TURNER: Brilliantly, and I would like to play particular credit to our UHD project team leader, Elaine Sampson. Elaine is one of our TV systems team leaders and went to NAB in 2016 with myself and our CTO, John Morrison. Elaine subsequently undertook the detailed design and specification work for our new core router and control system and was key in ensuring our existing HD workflows were fully reflected into our new UHD programme chain.
Is the final production solution effectively a flyaway?
Yes – it is a mobile system that is, in effect, a flyaway. We use trucks to move it about in Europe, and we have two broadcast centre structures that can operationally leapfrog over each other.as required. Within either structure we operate a single containerised broadcast production system, which is plug and play. The configuration and layout of the containers [within either structure] is always the same.

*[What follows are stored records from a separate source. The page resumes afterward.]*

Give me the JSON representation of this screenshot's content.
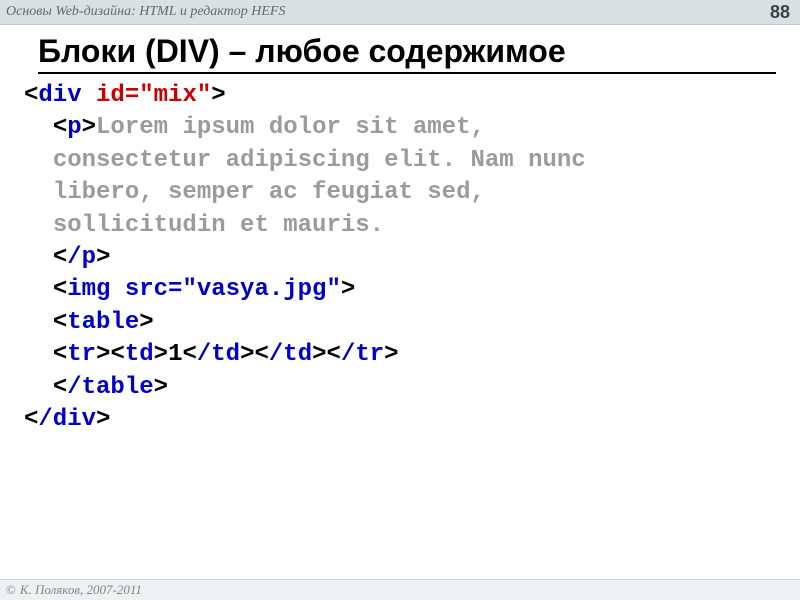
{
  "header": {
    "breadcrumb": "Основы Web-дизайна: HTML и редактор HEFS",
    "page_number": "88"
  },
  "title": "Блоки (DIV) – любое содержимое",
  "code": {
    "lt": "<",
    "gt": ">",
    "div": "div",
    "id_attr": " id=\"mix\"",
    "p": "p",
    "lorem_l1": "Lorem ipsum dolor sit amet,",
    "lorem_l2": "consectetur adipiscing elit. Nam nunc",
    "lorem_l3": "libero, semper ac feugiat sed,",
    "lorem_l4": "sollicitudin et mauris.",
    "p_close": "/p",
    "img_full": "img src=\"vasya.jpg\"",
    "table": "table",
    "tr": "tr",
    "td": "td",
    "one": "1",
    "td_close": "/td",
    "tr_close": "/tr",
    "table_close": "/table",
    "div_close": "/div"
  },
  "footer": {
    "copyright_symbol": "©",
    "copyright_text": "К. Поляков, 2007-2011"
  }
}
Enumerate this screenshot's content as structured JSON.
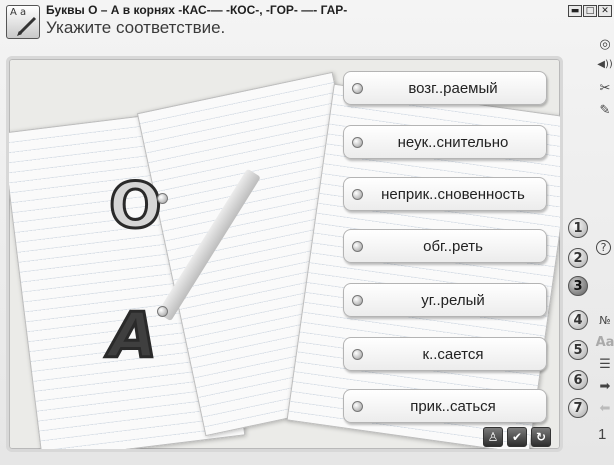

Robin, from your point of view what were the main challenges once the new infrastructure was in place and as the first race approached?
BROOMFIELD: One of the most important things for us to was to test all the networks into Sky. That is obviously a moving circus as the operation moves around with the FOM schedules. But we conducted successful tests at the latter events of the last season, and then spent some time with FOM when they were testing their flyaway kit, checking the connectivity and so on.
But of course the real test comes with the first event itself, so we added a few more days for testing and set-up before the Grand Prix in Australia to make sure we had everything right.
In Part 2 – to be published next week – Turner and Broomfield will reflect on the experience of the UHD production on the first five F1 events of the season, the ongoing process of refinement, and the next steps for UHD as a whole.